Castlevania: Aria of Sorrow

And then we come to the highlight of the collection, Castlevania: Aria of Sorrow. I have to admit that while I thought this game was good, but maybe not great, upon its release, the years have only made this game look better and better. It's aged well, like a fine wine, and going back to play it again in the collection has only shown just how well designed and brilliant this game really in. This is the masterpiece of the collection that could easily sell it on its own.

In construction, Aria of Sorrow is a proper refinement of everything IGA had wanted to do with his games up until now. It features a hero, Soma Cruz, who isn't that far off in style from IGA's last big hero, Alucard, and who goes on his own sprawling adventure finding all the secrets of the castle lurking in every nook and cranny. In style, substance, and tone, this is the single best Castlevania on the GBA, and it might even surpass Symphony of the Night in terms of refined game play

The big mechanic of this game, and what makes it so interesting to play, is the soul collection. Soma has the power of Dominance and, for whatever reason (as revealed in the plot), can collect the souls of enemies as he kills them. Each soul has its own unique power, and with over 100 souls in the game to collect, there was a lot of depth to the various builds that could be created in the game. Having souls randomly drop from enemies as you explored, getting cool new powers and helpful abilities, really added fun and depth to the adventure and made you want to explore more to see everything the game had to offer.

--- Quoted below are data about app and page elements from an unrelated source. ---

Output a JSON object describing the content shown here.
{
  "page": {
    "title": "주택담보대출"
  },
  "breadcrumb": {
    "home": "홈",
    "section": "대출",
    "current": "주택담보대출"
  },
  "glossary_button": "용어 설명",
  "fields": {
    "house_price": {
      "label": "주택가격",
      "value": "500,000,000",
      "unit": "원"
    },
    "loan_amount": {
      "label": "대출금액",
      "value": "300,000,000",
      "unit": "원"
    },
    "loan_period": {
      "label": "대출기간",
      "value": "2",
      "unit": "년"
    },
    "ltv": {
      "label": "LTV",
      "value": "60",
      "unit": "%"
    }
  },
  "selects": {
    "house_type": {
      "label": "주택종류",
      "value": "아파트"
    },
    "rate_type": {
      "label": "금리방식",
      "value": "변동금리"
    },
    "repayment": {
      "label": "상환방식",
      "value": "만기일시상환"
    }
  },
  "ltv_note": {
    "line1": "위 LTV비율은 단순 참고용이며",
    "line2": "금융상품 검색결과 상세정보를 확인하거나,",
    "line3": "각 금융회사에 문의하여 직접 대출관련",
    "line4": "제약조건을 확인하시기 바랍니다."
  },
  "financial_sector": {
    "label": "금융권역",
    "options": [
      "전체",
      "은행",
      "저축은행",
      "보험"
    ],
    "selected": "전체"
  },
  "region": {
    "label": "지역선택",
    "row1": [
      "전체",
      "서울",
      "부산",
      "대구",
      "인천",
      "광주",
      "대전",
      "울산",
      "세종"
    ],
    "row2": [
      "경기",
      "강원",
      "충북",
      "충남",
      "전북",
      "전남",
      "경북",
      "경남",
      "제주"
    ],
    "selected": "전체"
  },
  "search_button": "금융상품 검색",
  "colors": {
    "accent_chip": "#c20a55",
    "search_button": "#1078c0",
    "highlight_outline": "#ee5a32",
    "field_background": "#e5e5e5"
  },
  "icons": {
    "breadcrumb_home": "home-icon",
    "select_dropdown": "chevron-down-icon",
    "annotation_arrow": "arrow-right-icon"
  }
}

Like with Circle, the developers of the collection put a helpful enemy pop-out on screen in this game. You'll see that pop-out a lot since every enemy (save three bosses) has a soul to collect, but it was useful to see on screen "yes, I have this soul" or "no, I need to go grind on this enemy some more." The grind isn't as bad in this game, mind you (I never leveled up more than once on an enemy while trying to get their soul), but the pop-outs are still might helpful.

And that's in service to a perfectly crafted title. The music is great, the graphics (while still lighter than Circle) look really good, and the game has a story and structure that pushes the series forward and makes you care about the characters. This really is the masterpiece of the collection and its no wonder why fans continue to hold it up as one of the greats of the series. If you somehow are on this site and haven't played this game before, this is reason to get the Castlevania Advance Collection. This title alone is worth the price of admission.

In Closing

Overall this is a good little collection. I appreciated that the various regional versions were in the set (even if it was essentially three versions of each rom put in here, for a total of 12 roms in the set) and I liked the on-screen prompts when they were actually useful. If you already have all these games and want to play them on older hardware instead then there probably isn't much reason to pick up this set. That said, just to have them upscaled on HD, looking good, and all together, makes this a pretty sweet collection at a low price point. It's hard to argue with two really great GBA games, one decent, one, and an SNES also-ran for completeness sake.

If there's a flaw with this collection its in what isn't here. Considering this was all really just emulation, I would have liked to see the classic Game Boy titles included in here as well, as those didn't make it into the Castlevania Anniversary Collection and are still waiting for their due. Four games is good, and two of them are stunners worth playing again, but considering how many games were in the Anniversary collection, it feels just a little thin now. I think it's worth the price, mind you, but I can absolutely understand why some fans might think, "man, only four games in this? Pass."